▶ [What to produce]: Would you please copy each line below that includes the string "count"?
◆ ◆ ◆ ◆ ◆
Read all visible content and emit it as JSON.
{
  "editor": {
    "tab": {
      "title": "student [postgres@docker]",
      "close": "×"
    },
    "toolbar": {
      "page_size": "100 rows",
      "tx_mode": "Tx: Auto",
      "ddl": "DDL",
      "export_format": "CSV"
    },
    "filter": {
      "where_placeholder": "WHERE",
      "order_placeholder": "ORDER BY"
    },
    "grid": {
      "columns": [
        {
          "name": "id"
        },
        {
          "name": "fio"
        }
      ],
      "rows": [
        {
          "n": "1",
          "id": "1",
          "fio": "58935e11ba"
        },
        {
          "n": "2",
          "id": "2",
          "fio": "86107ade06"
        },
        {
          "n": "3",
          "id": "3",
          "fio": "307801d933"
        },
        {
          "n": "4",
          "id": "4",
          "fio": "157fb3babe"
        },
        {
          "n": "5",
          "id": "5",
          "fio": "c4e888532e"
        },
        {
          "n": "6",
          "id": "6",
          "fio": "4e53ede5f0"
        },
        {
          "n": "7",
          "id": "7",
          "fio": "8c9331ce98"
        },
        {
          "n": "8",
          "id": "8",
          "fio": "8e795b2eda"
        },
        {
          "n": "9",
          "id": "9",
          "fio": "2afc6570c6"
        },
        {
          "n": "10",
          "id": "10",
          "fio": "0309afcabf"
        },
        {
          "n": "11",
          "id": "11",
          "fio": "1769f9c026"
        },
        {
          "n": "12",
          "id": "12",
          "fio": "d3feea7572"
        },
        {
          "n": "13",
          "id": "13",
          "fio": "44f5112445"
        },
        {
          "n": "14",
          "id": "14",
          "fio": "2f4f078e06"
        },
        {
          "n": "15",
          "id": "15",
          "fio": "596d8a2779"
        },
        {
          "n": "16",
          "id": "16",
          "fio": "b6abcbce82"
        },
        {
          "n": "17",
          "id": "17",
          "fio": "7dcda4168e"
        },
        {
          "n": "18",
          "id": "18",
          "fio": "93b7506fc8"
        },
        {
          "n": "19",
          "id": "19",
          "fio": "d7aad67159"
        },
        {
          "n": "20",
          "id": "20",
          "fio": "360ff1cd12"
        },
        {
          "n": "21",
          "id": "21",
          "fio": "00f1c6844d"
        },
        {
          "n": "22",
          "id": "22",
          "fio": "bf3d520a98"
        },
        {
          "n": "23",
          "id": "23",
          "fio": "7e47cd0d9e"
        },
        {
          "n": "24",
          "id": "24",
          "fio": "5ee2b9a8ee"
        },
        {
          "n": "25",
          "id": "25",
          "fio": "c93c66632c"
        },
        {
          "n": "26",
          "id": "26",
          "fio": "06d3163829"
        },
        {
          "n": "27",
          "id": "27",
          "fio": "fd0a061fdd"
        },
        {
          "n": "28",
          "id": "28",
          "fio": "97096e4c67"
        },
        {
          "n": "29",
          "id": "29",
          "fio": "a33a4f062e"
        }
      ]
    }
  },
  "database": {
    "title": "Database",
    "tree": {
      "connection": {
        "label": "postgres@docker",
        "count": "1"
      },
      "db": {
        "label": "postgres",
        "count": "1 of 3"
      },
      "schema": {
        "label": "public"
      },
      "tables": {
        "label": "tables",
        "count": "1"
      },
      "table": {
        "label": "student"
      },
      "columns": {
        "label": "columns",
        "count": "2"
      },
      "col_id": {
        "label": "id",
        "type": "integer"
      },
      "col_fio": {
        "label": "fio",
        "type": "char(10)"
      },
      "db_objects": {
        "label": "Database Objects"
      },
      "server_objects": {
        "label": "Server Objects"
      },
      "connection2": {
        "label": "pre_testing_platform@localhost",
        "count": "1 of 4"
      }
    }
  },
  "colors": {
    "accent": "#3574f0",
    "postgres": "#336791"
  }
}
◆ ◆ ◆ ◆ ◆
▶ [Answer box]:
        "count": "1"
        "count": "1 of 3"
        "count": "1"
        "count": "2"
        "count": "1 of 4"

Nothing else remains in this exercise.